So I decided on three writers that I might be able to option their material and get some producer, or myself as producer, and then get some writer to do a screenplay on it, and maybe make a movie.

And so the three projects were “Do Androids Dream of Electric Sheep,” “Naked Lunch” and a collection of Bukowski. Which, in 1975, forget it — I mean, that was nuts. Hollywood would not touch any of that, but I was looking for something commercial, and I thought that all of these things were coming.

There would be no Blade Runner if there was no Ray Bradbury. I couldn’t find Philip K. Dick. His agent didn’t even know where he was.
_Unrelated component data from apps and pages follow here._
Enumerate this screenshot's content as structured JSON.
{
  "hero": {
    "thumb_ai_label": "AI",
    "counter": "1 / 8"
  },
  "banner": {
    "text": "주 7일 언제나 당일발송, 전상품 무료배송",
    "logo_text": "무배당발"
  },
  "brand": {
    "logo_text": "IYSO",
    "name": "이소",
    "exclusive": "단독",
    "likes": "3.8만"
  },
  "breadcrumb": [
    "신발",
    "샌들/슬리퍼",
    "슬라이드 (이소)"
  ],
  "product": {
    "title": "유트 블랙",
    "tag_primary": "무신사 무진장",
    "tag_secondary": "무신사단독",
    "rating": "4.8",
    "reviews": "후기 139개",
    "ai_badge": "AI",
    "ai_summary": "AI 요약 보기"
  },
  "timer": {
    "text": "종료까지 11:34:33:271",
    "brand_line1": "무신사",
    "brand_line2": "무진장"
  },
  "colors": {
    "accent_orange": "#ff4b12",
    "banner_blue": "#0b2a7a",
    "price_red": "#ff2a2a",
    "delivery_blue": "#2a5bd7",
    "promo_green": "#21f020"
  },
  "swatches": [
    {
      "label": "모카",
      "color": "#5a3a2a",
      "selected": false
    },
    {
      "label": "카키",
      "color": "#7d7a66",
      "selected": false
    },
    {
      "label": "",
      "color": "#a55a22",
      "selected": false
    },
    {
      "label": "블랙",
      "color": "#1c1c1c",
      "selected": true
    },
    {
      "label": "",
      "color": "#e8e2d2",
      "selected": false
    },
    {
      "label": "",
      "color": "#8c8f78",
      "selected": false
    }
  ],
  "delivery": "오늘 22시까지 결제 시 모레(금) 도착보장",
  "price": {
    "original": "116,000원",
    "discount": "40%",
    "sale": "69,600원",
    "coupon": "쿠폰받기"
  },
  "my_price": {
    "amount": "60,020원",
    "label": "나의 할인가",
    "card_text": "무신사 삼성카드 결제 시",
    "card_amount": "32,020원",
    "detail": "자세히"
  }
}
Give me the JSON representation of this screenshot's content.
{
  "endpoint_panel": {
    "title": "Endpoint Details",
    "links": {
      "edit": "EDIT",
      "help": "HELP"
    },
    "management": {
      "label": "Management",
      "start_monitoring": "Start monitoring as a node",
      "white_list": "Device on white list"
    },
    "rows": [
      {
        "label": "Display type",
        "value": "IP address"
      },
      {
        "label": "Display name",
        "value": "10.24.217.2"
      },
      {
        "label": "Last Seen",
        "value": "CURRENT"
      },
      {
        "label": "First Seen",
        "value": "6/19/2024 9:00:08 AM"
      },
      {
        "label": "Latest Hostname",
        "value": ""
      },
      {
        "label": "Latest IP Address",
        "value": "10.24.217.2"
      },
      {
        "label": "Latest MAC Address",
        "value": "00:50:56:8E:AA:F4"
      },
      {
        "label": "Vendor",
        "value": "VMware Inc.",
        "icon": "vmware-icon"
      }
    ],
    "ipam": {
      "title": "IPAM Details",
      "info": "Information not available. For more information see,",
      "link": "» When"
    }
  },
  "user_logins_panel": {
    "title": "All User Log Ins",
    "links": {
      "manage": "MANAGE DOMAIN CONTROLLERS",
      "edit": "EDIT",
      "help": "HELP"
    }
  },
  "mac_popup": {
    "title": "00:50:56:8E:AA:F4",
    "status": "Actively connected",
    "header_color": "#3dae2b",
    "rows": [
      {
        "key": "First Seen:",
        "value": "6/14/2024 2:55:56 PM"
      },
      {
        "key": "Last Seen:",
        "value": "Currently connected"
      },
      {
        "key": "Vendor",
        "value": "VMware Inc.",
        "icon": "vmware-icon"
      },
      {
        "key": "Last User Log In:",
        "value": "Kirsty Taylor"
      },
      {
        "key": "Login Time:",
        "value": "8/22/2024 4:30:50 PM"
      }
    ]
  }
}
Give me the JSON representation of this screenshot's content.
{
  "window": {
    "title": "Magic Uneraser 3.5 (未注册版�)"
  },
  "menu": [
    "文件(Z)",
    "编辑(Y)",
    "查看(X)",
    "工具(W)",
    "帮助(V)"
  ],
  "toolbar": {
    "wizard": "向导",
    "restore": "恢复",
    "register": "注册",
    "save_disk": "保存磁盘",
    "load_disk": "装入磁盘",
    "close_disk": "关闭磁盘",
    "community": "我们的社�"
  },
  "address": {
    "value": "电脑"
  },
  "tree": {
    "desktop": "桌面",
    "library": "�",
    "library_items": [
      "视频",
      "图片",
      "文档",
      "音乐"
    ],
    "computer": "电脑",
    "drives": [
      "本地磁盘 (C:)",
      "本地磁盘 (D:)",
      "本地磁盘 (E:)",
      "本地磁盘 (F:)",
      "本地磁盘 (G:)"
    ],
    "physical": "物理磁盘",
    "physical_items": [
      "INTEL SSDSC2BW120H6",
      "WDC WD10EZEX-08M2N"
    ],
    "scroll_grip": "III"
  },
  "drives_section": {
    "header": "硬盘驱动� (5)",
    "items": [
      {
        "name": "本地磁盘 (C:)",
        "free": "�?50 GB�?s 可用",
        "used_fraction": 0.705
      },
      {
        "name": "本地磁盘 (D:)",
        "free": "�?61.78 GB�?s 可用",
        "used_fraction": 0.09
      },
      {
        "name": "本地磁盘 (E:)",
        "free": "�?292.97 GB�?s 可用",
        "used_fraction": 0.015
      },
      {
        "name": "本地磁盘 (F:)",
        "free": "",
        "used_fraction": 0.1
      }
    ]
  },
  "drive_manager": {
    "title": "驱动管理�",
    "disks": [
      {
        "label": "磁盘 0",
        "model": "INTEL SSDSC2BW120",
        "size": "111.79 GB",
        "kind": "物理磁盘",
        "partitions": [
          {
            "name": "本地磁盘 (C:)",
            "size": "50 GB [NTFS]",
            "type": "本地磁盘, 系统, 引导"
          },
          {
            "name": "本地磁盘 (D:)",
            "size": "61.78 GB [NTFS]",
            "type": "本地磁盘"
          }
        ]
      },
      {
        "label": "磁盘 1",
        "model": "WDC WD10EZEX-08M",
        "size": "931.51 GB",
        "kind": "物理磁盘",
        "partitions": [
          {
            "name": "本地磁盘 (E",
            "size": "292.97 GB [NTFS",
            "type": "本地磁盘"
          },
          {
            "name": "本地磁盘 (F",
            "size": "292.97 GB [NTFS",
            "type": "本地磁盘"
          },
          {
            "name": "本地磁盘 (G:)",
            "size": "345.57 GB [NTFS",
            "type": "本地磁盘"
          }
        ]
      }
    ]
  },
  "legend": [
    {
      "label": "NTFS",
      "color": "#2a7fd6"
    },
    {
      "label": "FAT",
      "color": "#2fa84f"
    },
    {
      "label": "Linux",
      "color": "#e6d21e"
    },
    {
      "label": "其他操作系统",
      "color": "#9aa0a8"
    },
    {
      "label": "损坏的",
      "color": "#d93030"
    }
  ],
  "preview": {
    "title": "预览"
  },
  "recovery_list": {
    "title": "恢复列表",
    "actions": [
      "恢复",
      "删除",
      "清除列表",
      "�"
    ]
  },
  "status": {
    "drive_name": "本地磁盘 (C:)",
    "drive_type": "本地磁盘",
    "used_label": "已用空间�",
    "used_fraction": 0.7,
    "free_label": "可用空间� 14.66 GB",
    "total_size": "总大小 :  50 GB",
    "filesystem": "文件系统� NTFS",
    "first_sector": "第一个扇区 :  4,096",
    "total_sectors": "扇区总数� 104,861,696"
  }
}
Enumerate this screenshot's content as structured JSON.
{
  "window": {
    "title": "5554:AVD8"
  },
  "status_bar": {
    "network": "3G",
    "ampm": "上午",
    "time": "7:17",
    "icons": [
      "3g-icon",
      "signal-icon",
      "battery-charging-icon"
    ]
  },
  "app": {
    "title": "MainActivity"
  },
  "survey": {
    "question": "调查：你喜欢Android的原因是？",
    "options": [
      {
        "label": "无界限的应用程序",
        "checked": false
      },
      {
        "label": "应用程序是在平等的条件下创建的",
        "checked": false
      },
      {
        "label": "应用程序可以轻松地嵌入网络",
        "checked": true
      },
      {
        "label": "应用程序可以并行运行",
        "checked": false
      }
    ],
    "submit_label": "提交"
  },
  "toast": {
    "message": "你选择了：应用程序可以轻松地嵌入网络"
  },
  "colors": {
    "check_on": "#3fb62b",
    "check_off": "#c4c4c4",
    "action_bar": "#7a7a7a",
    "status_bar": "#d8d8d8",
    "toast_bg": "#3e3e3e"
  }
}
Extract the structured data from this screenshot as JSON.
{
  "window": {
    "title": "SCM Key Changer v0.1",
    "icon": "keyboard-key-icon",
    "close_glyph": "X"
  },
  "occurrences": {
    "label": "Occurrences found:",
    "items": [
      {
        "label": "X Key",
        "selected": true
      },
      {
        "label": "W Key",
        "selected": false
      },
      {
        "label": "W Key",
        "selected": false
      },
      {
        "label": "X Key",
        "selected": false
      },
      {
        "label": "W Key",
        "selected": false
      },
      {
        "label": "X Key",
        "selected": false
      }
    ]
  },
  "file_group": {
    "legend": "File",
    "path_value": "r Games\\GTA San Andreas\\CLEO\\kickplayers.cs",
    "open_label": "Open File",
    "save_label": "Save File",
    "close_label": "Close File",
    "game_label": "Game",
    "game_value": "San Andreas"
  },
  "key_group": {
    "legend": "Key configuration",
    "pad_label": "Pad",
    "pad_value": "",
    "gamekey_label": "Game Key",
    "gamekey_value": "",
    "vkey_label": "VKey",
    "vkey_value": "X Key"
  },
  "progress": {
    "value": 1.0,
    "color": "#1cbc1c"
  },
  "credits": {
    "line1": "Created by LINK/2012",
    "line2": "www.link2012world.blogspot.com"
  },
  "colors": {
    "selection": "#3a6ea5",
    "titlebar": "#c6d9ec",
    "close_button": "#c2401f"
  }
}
And so I gave up.

I was walking down the street and I ran into Bradbury — he directed a play that I was going to do as an actor, so we know each other, but he yelled “hi” — and I’d forgot who he was.

So at my girlfriend Barbara Hershey’s urging — I was with her at that moment — she said, “Talk to him! That guy really wants to talk to you,” and I said “No, fuck him,” and keep walking.

But then I did, and then I realized who it was, and I thought, “Wait, he’s in that realm, maybe he knows Philip K. Dick.” I said, “You know a guy named—” “Yeah, sure — you want his phone number?”

My friend paid my rent for a year while I wrote, because it turned out we couldn’t get a writer. My friends kept on me about, well, if you can’t get a writer, then you write.”
~ Hampton Fancher

“That was the most disappointing thing to me in how this thing was played. Is that I’m on the phone with you now, after all that’s been said, and the fundamental distinction between what James is dealing with in these other cases is not actually brought to the fore. The fundamental difference is that James Franco didn’t seek to use his position to have sex with anyone. There’s not a case of that. He wasn’t using his position or status to try to solicit a sexual favor from anyone. If he had — if that were what the accusation involved — the show would not have gone on. We would have folded up shop and we would have not completed the show. Because then it would have been the same as Harvey Weinstein, or Les Moonves, or any of these cases that are fundamental to this new paradigm. Did you not notice that? Why did you not notice that? Is that not something notable to say, journalistically? Because nobody could find the voice to say it. I’m not just being rhetorical. Why is it that you and the other critics, none of you could find the voice to say, “You know, it’s not this, it’s that”? Because — let me go on and speak further to this. If you go back to the L.A. Times piece, that’s what it lacked. That’s what they were not able to deliver. The one example in the five that involved an issue of a sexual act was between James and a woman he was dating, who he was not working with. There was no professional dynamic in any capacity.

~ David Simon